Daf Yomi Gittin 56
Lot was Avraham and Sarah’s nephew. Having spent years in their home and on the road with them, he had become a paragon of ethics, morals and spiritual living. But one day a conflict between his shepherds and Avraham’s caused them to part ways. Lot headed south to Sodom, a land where his sheep would have abundant land to pasture.
When he first arrived, he was shocked. The people of Sodom were wicked. They weren’t welcoming to strangers. They weren’t charitable. They didn’t share property. He couldn’t imagine he would ever be able to last in such an awful place. But his wife liked it and so they decided to give it a try.
The first couple of months were very uncomfortable. Instead of the wonderful ‘Good morning’ greetings he was used to hearing, all he would get as he walked down the street were mean stares. Instead of the guests he was used to receiving in Avraham and Sarah’s tent, everyone in Sodom kept to themselves.
But after a while, he got used to it. It wasn’t so crazy anymore. Who has time for guests when you’re so busy with your own life? Greeting is only for people who have nothing more important to do than engage in small-talk. What was originally strange behaviour for Lot and his family had now become everyday activity. And in no time at all, Lot had learned to thrive in Sodom, so much so that they appointed him mayor of the city!
Rabbi Tzadok observed fasts for forty years in order that Jerusalem might not be destroyed. He became so thin that when he ate anything the food could be seen as it passed through his throat. When he wanted to restore himself, they used to bring him a fig, and he would suck the juice and throw the rest away. How did the physicians heal Rabbi Tzadok? The first day they let him drink water in which bran had been soaked; on the next day water in which there had been coarse meal; on the next day water in which there had been flour, so that his stomach expanded little by little.

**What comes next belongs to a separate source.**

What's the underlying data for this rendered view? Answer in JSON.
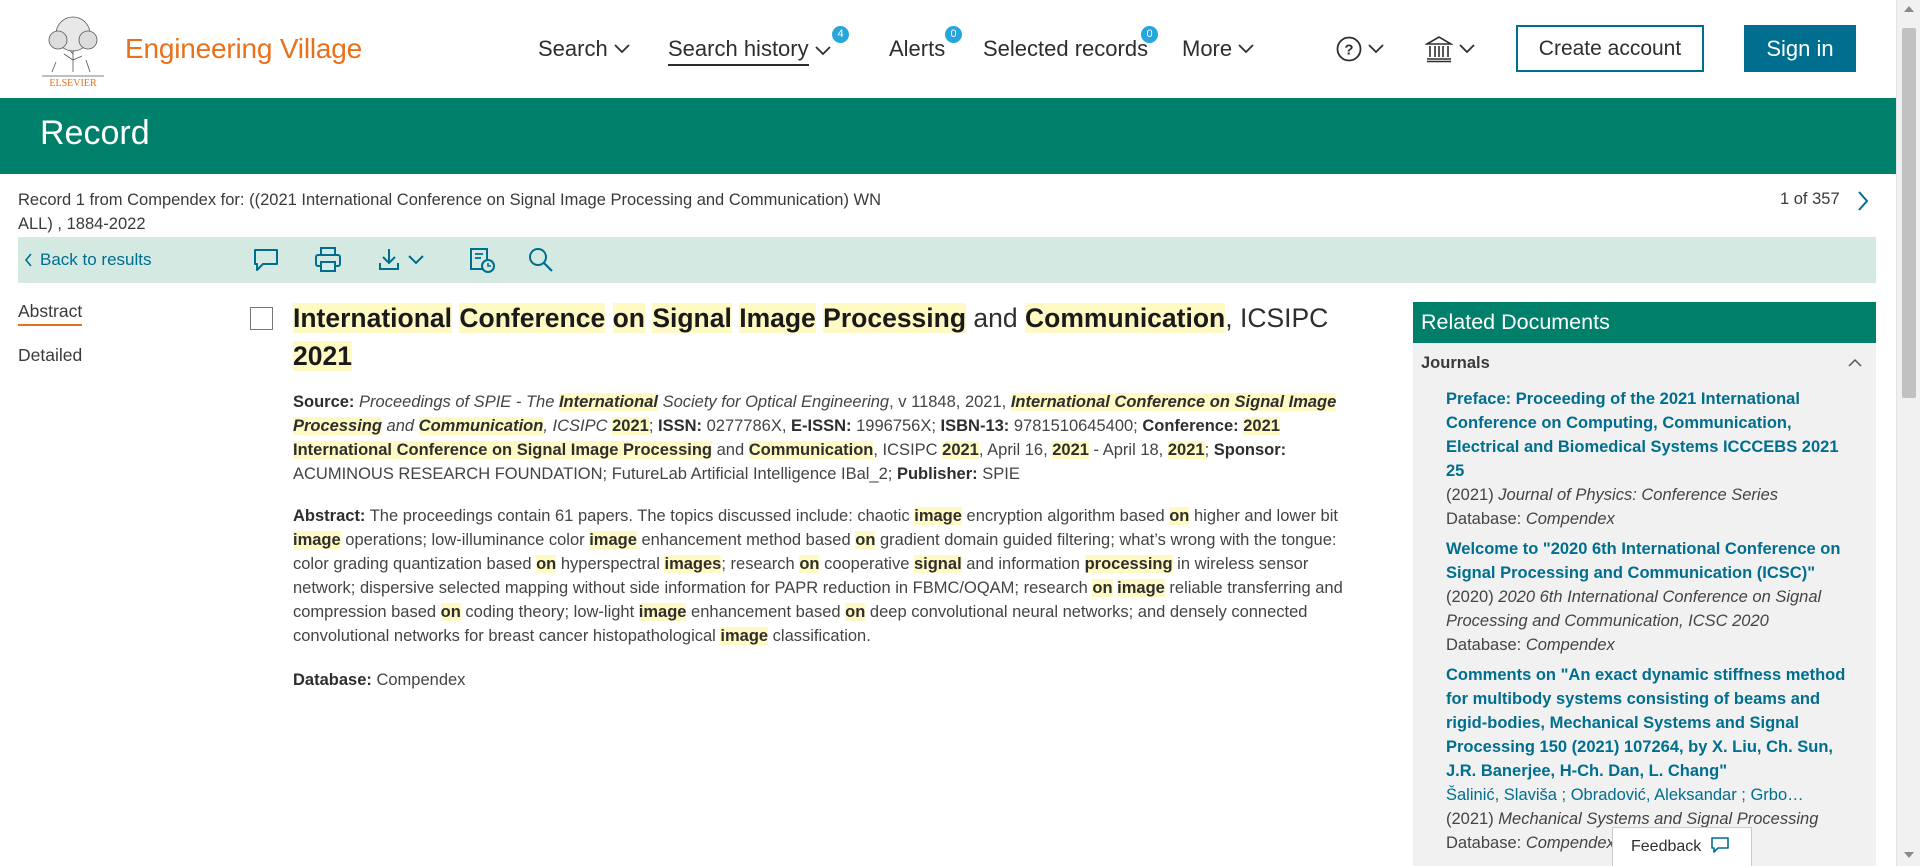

After Titus destroyed the Holy Temple in Jerusalem, he took the curtain and shaped it like a basket and brought all the vessels of the Sanctuary and put them in it, and then put them on board ship to go and triumph with them in his city. A gale sprang up at sea which threatened to wreck him. He said: Apparently the power of the God of these people is only over water. When Pharaoh came He drowned him in water, when Sisera came He drowned him in water. He is also trying to drown me in water. If he is really mighty, let him come up on the dry land and fight with me. A voice went forth from Heaven saying; Sinner, son of sinner, descendant of Esau the sinner, I have a tiny creature in my world called a gnat. Go up on the dry land and make war with it. When he landed the gnat came and entered his nose, and it knocked against his brain for seven years. One day as he was passing a blacksmith's it heard the noise of the hammer and stopped. He said; I see there is a remedy. So every day they brought a blacksmith who hammered before him. This went on for thirty days, but then the creature got used to it.
Often in life, when we are first introduced to an inappropriate situation, we find ourselves uncomfortable. The little voice inside tells us that the new environment or set of behaviours is unbecoming. But unfortunately, with time, we allow ourselves to get used to the circumstances.

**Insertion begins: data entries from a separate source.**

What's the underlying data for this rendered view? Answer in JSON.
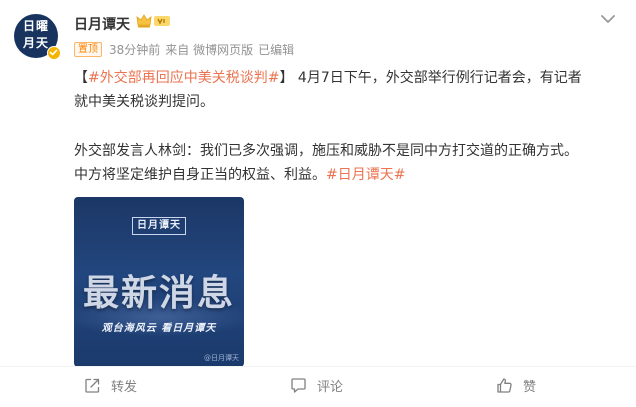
{
  "account": {
    "avatar_text": "日曜月天",
    "username": "日月谭天"
  },
  "meta": {
    "tag": "置顶",
    "time": "38分钟前",
    "source": "来自 微博网页版",
    "edited": "已编辑"
  },
  "post": {
    "bracket_open": "【",
    "topic1": "#外交部再回应中美关税谈判#",
    "bracket_close": "】",
    "line1_rest": "4月7日下午，外交部举行例行记者会，有记者",
    "line2": "就中美关税谈判提问。",
    "line3": "外交部发言人林剑：我们已多次强调，施压和威胁不是同中方打交道的正确方式。",
    "line4_text": "中方将坚定维护自身正当的权益、利益。",
    "topic2": "#日月谭天#"
  },
  "image": {
    "logo": "日月谭天",
    "headline": "最新消息",
    "subtitle": "观台海风云 看日月谭天",
    "watermark": "@日月谭天"
  },
  "actions": {
    "share": "转发",
    "comment": "评论",
    "like": "赞"
  },
  "colors": {
    "topic": "#eb7350",
    "meta": "#939393",
    "tag": "#ff8200",
    "image_bg": "#1f3d70"
  }
}
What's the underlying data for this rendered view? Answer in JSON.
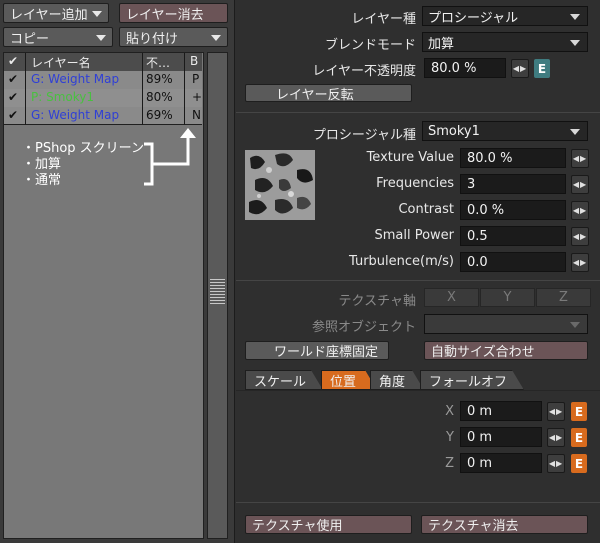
{
  "left": {
    "add_layer": "レイヤー追加",
    "delete_layer": "レイヤー消去",
    "copy": "コピー",
    "paste": "貼り付け",
    "list_headers": {
      "name": "レイヤー名",
      "opacity": "不…",
      "blend": "B"
    },
    "layers": [
      {
        "name": "G: Weight Map",
        "opacity": "89%",
        "blend": "P",
        "checked": true,
        "color": "#2f3fd6"
      },
      {
        "name": "P: Smoky1",
        "opacity": "80%",
        "blend": "+",
        "checked": true,
        "color": "#49c040"
      },
      {
        "name": "G: Weight Map",
        "opacity": "69%",
        "blend": "N",
        "checked": true,
        "color": "#2f3fd6"
      }
    ],
    "annotation_lines": [
      "・PShop スクリーン",
      "・加算",
      "・通常"
    ]
  },
  "layer": {
    "type_label": "レイヤー種",
    "type_value": "プロシージャル",
    "blend_label": "ブレンドモード",
    "blend_value": "加算",
    "opacity_label": "レイヤー不透明度",
    "opacity_value": "80.0 %",
    "invert_button": "レイヤー反転"
  },
  "procedural": {
    "type_label": "プロシージャル種",
    "type_value": "Smoky1",
    "params": [
      {
        "label": "Texture Value",
        "value": "80.0 %"
      },
      {
        "label": "Frequencies",
        "value": "3"
      },
      {
        "label": "Contrast",
        "value": "0.0 %"
      },
      {
        "label": "Small Power",
        "value": "0.5"
      },
      {
        "label": "Turbulence(m/s)",
        "value": "0.0"
      }
    ]
  },
  "texture": {
    "axis_label": "テクスチャ軸",
    "axes": [
      "X",
      "Y",
      "Z"
    ],
    "ref_object_label": "参照オブジェクト",
    "world_coords": "ワールド座標固定",
    "auto_size": "自動サイズ合わせ",
    "tabs": [
      "スケール",
      "位置",
      "角度",
      "フォールオフ"
    ],
    "position": [
      {
        "axis": "X",
        "value": "0 m"
      },
      {
        "axis": "Y",
        "value": "0 m"
      },
      {
        "axis": "Z",
        "value": "0 m"
      }
    ],
    "use_button": "テクスチャ使用",
    "delete_button": "テクスチャ消去"
  },
  "envelope_label": "E",
  "colors": {
    "accent": "#d86b1e",
    "teal": "#3f7c80"
  }
}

Lot could never have pictured himself living among the wicked. And yet, before long he was their leader! Rabbi Tzadok spent forty years singlehandedly spiritually resisting the Roman invasion. And yet, once it became an inevitability, they managed to slowly but surely wean him off his conviction – a morsel of food at a time. The gnat inside Titus’s head was initially silenced by the noise of the blacksmith’s hammer. But with time, he got used to it.
Maybe you moved to a new community and found a synagogue that’s not quite as traditional as what you came from. Remember how strange it felt in the beginning? But with time, it began to grow on you. It’s time to wake up from your inertia and restore your soul to its source!
Maybe over time your friends started acting in ways you weren’t comfortable with. Perhaps it was the places they began to frequent. Maybe it was the food they started eating. In the beginning, the little voice inside nagged and nudged, telling you that it wasn’t right. But after a while, you learned to ignore the ‘little voice of prophecy.’ It’s time to reawaken and heed your voice of conscience and reason! It’s time to transport your soul back to its true spiritual place that it yearns to be!
Often the litmus test of right and wrong is simply asking yourself how you would have felt ten years ago about your current behaviour. May you never allow your body to become comfortable doing things that your soul is uncomfortable with!